◆ Task brief:
Your task is to print each record exactly as it reads.

◆ Data supplied:
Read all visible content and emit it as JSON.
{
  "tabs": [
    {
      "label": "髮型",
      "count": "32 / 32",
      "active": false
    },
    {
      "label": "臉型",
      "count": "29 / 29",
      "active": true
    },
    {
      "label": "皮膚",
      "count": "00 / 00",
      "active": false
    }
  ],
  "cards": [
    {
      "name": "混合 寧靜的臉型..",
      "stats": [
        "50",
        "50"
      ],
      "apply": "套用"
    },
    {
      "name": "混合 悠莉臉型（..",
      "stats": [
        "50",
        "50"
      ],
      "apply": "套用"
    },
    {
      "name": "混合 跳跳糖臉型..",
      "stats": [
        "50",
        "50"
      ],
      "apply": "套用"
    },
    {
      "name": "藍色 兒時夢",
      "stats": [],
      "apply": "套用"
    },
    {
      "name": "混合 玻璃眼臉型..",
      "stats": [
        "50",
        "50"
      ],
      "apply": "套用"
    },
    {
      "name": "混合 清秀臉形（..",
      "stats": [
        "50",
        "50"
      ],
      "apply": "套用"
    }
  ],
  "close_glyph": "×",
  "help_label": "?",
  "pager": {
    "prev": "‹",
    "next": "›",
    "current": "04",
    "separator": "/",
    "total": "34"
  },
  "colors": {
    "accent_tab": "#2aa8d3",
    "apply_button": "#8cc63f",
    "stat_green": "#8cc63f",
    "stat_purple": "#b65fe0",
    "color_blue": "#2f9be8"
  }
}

◆ Expected answer:
Read all visible content and emit it as JSON.
{
  "tabs": [
    {
      "label": "髮型",
      "count": "32 / 32",
      "active": false
    },
    {
      "label": "臉型",
      "count": "29 / 29",
      "active": true
    },
    {
      "label": "皮膚",
      "count": "00 / 00",
      "active": false
    }
  ],
  "cards": [
    {
      "name": "混合 寧靜的臉型..",
      "stats": [
        "50",
        "50"
      ],
      "apply": "套用"
    },
    {
      "name": "混合 悠莉臉型（..",
      "stats": [
        "50",
        "50"
      ],
      "apply": "套用"
    },
    {
      "name": "混合 跳跳糖臉型..",
      "stats": [
        "50",
        "50"
      ],
      "apply": "套用"
    },
    {
      "name": "藍色 兒時夢",
      "stats": [],
      "apply": "套用"
    },
    {
      "name": "混合 玻璃眼臉型..",
      "stats": [
        "50",
        "50"
      ],
      "apply": "套用"
    },
    {
      "name": "混合 清秀臉形（..",
      "stats": [
        "50",
        "50"
      ],
      "apply": "套用"
    }
  ],
  "close_glyph": "×",
  "help_label": "?",
  "pager": {
    "prev": "‹",
    "next": "›",
    "current": "04",
    "separator": "/",
    "total": "34"
  },
  "colors": {
    "accent_tab": "#2aa8d3",
    "apply_button": "#8cc63f",
    "stat_green": "#8cc63f",
    "stat_purple": "#b65fe0",
    "color_blue": "#2f9be8"
  }
}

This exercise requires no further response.